Photo credit: http://www.heyjosh.com/
I’ve been reading David Viscott’s, “Emotional Resilience: Simple Truths for Dealing with the Unfinished Business of Your Past.” After reading it over twice, I wonder about the subtitle, because for me there is nothing simple about dealing with the past. It's painfully complex, tiring, tedious and elusive. It requires questioning assumptions and coping mechanisms -- if that's at all possible. However, Viscott compensates for what I consider this initial slip through his deeper understanding of the undercurrents of human interaction.
When Viscott refers to emotional dependence, he describes my family background with accuracy. As a result of this unsolicited “heritage” I have a mix of avoidant and co-dependent issues. Today, in this post I've jotted some reflections from reading Viscott, dividing my thoughts and feelings in two categories: In the first paragraph I mention the dependent traits that hit me hardest in my marriage while in the second category I deal with areas that still affect me in the present.
My wish to be close to my ex-wife caused me to disregard my safety and best interests, holding on to the relationship long after experience had revealed the truth. Once committed and enmeshed, I put up with considerable abuse. Maybe a list can help show how dependence led me down the dark alley of emotional debilitation: 1) I neglected self care. 2) I let down my guard in exchange for a few crumbs of affection. 3) I admitted wrong when I had no reason. 4) I did not see self-reliance as an alternative.
In the present, my main concern as Viscott states is that "others see me as loveable". Everything I am hinges upon this "need: 1) I suffer from guilt and as a result have difficulty expressing hurt in a timely fashion. 2) When others do not feel good about themselves, I take responsibility for it. 3) In my subconscious I still believe I need another person to be complete -- again quoting Viscott "to be my best, to assuage my hurt, to be comforted and loved". 4) Because I'm obsessed with the idea of diminishment I can slip into a scarcity mode. 5) I avoid "taking actions that may cause me to lose favor with others". [I'm aware how I fall prey to others' opinions, being vulnerable to changing my initial belief. For example, I have to guard against reading hardcore conservatives that defend marriage at all costs, who view the institution above the individual]. 6) Doubting my lovability and needing reinforcement, I have to work double hard to act on my own. For instance, several years I resisted the idea of initiating the process of divorce, putting it off in my mind until I had a new love in my life. To think of the brutal task of divorce without someone supporting me from start to finish seemed too unbearable. Fortunately, I found the resolve to finish what I started, but it wasn't easy and still have bouts of ambiguity. Part of me is thankful I'm out the relationship, while the other part of me questions whether I was too hard on her.
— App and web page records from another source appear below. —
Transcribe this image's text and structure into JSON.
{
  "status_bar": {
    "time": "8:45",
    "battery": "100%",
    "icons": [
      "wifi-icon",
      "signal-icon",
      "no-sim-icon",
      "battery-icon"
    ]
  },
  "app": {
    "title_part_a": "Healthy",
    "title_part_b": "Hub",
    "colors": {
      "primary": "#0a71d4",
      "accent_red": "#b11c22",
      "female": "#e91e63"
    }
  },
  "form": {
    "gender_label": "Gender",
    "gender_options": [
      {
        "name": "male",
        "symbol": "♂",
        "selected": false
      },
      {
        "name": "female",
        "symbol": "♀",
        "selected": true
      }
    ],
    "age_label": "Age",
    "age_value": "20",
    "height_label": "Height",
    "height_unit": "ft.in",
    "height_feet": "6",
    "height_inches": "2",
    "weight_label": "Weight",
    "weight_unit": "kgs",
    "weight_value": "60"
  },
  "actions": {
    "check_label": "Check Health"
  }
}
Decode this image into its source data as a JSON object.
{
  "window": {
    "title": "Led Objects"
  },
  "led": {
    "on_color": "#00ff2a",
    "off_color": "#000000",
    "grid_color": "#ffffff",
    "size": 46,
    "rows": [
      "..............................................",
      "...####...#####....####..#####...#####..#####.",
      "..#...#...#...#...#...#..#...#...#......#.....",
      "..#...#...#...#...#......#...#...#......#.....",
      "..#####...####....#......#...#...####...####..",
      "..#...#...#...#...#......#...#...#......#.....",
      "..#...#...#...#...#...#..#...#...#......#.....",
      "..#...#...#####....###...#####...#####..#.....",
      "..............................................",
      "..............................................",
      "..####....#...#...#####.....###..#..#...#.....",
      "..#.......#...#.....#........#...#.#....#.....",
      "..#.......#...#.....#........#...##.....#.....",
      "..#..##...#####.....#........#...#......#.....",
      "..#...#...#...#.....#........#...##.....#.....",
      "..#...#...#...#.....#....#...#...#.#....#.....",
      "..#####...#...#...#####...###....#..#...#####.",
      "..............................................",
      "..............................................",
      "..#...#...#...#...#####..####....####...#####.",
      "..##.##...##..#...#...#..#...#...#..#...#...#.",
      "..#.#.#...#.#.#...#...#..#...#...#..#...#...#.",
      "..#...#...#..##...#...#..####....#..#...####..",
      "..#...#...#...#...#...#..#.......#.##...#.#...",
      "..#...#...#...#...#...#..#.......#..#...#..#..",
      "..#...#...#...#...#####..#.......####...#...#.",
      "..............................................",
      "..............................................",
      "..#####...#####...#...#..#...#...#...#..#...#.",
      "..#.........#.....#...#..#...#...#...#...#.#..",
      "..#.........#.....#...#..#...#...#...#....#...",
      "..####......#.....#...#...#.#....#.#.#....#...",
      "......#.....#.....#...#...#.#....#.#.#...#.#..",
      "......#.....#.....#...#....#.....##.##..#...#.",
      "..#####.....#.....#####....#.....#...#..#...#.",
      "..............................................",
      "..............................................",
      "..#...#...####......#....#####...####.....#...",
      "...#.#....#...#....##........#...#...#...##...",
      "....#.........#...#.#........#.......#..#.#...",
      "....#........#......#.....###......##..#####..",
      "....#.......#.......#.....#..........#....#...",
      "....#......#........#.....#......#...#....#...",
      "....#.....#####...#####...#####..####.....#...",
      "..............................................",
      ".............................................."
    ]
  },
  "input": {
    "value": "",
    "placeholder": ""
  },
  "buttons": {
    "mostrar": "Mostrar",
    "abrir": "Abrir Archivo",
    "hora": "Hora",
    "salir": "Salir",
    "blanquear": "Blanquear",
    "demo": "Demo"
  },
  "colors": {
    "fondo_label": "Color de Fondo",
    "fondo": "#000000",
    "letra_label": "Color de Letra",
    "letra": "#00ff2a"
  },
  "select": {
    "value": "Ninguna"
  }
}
By nature then, I’m a people pleaser. I care what others think and this fear of being rejected often compromises my judgement. Sometimes I get emotionally blocked when I need to be in tune and aware. This makes me susceptible to being blindsided. Rather than defend myself, I tend to display my injury, as if doing so will cause the person who is hurting me to repent.
̴ Intuitive Feeling